How We Pick Our Blueberries

A couple of weeks ago, the weekly stroll through the blueberry patch got exciting when we saw some blue color sprinkled in the clumps of berries. Now there are lots of blues, and we’re officially picking weekly. This year we expect to pick approximately 53,000 pounds of blueberries. Over the years, we have perfected the art of blueberry picking. I thought I would share how we do it. Let me give you a little background first.

We grow Northern Highbush blueberries here in Lake Chelan, Washington. Our two cultivars are Draper and Liberty. Drapers start the harvest season by two weeks, and the Liberties take us into August to end the season around the middle of the month. We chose these two varieties because of their overlapping bloom season that promotes fruit set and larger size. The lateness of the Liberty helps to extend our harvest window. Even though blueberries are mostly, self-fertile WSU recommends planting two different cultivars to promote these attributes.

It only takes about four of our berries to fill your mouth!


The eating experience includes aburst of sweet juice as you bite down, popping the berries. It’s hard to stop! Luckily, our fruit is easy to access since our thirteen-year-old bushes are a comfortable five-feet tall. The bush size, combined with the large berry size, allows for easy picking. Are you anxious as a bird in a berry patch to see how the professionals do it?

Enough background, let’s start picking! Our supplies include the following: a hat because there’s not much shade in the blueberry patch, a mask for safe interactions with fellow pickers, a one-gallon picking bucket, a harness with clips, freshly washed hands ready for picking, and an early morning start because both berries and pickers are happier during the chilly morning.

The picker places the harness over his shoulders with the clips in front to attach the one-gallon pail. By clipping the pail to the harness, both hands are free to pick. The picker cups his hands together below a clump of blueberries. He uses his thumbs to gently rub the berries from the stem into his cupped palms.
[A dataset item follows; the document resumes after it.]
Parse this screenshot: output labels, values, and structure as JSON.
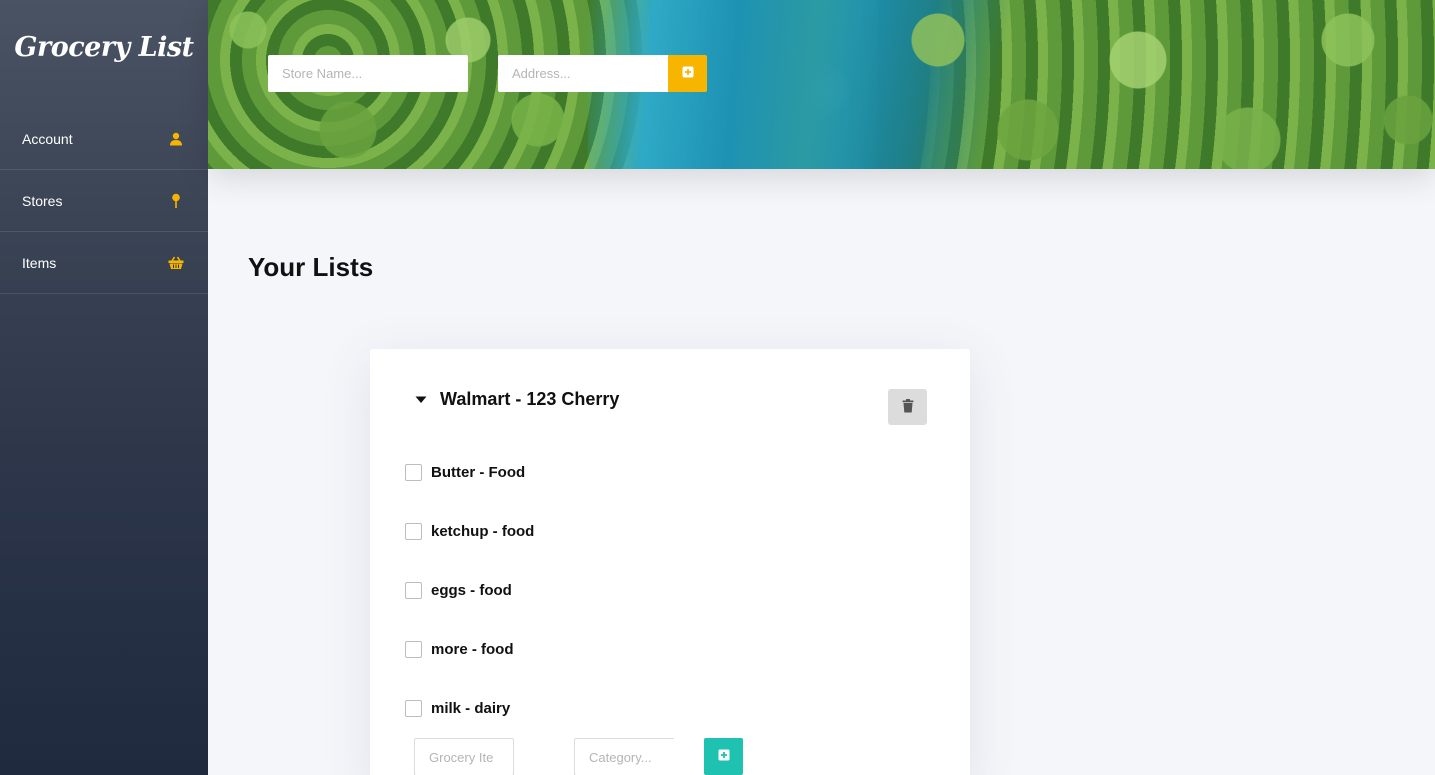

When his cupped palms are full, he gently places the berries into the bucket.


We just started packing our blueberries to close the gap between our farm and your plate. I’m very excited to announce that you can find our organic blueberries at stores in Lake Chelan at Red Apple Market, Seattle PCC Stores, Seattle Central Coop, or San Francisco’s Earl’s Organic Produce.

A work of art, right? Why yes, that’s us! Look for this label in the organic produce section of the market to locate our plump, beautiful blueberries. Another even easier option is to order online at Our online store is the most direct purchasing option from us to you! We hope to open our store on the farm in 2021. Now that you know how we pick our blueberries, I hope I’ve inspired you to participate in a u-pick at a small family farm or purchase some of ours!